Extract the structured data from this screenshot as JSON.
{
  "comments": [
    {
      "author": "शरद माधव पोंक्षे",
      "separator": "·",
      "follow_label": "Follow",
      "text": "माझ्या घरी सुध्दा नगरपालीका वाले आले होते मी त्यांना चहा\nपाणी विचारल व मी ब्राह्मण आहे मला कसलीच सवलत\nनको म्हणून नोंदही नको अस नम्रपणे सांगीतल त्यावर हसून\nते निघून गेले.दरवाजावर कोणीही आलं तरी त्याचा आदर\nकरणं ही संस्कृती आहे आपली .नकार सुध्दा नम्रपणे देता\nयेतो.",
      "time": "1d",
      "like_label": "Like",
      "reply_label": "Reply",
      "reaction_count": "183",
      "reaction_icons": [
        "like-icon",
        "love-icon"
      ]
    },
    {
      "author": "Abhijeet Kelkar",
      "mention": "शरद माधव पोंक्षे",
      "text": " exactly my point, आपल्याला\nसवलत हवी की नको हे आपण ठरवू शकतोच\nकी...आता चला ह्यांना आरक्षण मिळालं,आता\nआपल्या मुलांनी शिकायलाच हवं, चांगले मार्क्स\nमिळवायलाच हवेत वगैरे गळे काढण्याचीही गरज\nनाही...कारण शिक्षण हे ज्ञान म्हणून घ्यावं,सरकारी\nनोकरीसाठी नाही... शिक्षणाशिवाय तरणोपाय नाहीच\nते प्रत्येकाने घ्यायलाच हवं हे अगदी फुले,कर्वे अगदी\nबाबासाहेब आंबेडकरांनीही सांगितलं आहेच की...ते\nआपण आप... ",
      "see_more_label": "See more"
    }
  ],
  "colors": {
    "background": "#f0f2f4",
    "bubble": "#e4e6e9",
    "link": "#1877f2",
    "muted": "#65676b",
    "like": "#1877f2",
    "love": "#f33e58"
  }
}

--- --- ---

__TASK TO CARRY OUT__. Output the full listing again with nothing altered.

__RESPONSE TO THIS EXERCISE__.
Extract the structured data from this screenshot as JSON.
{
  "comments": [
    {
      "author": "शरद माधव पोंक्षे",
      "separator": "·",
      "follow_label": "Follow",
      "text": "माझ्या घरी सुध्दा नगरपालीका वाले आले होते मी त्यांना चहा\nपाणी विचारल व मी ब्राह्मण आहे मला कसलीच सवलत\nनको म्हणून नोंदही नको अस नम्रपणे सांगीतल त्यावर हसून\nते निघून गेले.दरवाजावर कोणीही आलं तरी त्याचा आदर\nकरणं ही संस्कृती आहे आपली .नकार सुध्दा नम्रपणे देता\nयेतो.",
      "time": "1d",
      "like_label": "Like",
      "reply_label": "Reply",
      "reaction_count": "183",
      "reaction_icons": [
        "like-icon",
        "love-icon"
      ]
    },
    {
      "author": "Abhijeet Kelkar",
      "mention": "शरद माधव पोंक्षे",
      "text": " exactly my point, आपल्याला\nसवलत हवी की नको हे आपण ठरवू शकतोच\nकी...आता चला ह्यांना आरक्षण मिळालं,आता\nआपल्या मुलांनी शिकायलाच हवं, चांगले मार्क्स\nमिळवायलाच हवेत वगैरे गळे काढण्याचीही गरज\nनाही...कारण शिक्षण हे ज्ञान म्हणून घ्यावं,सरकारी\nनोकरीसाठी नाही... शिक्षणाशिवाय तरणोपाय नाहीच\nते प्रत्येकाने घ्यायलाच हवं हे अगदी फुले,कर्वे अगदी\nबाबासाहेब आंबेडकरांनीही सांगितलं आहेच की...ते\nआपण आप... ",
      "see_more_label": "See more"
    }
  ],
  "colors": {
    "background": "#f0f2f4",
    "bubble": "#e4e6e9",
    "link": "#1877f2",
    "muted": "#65676b",
    "like": "#1877f2",
    "love": "#f33e58"
  }
}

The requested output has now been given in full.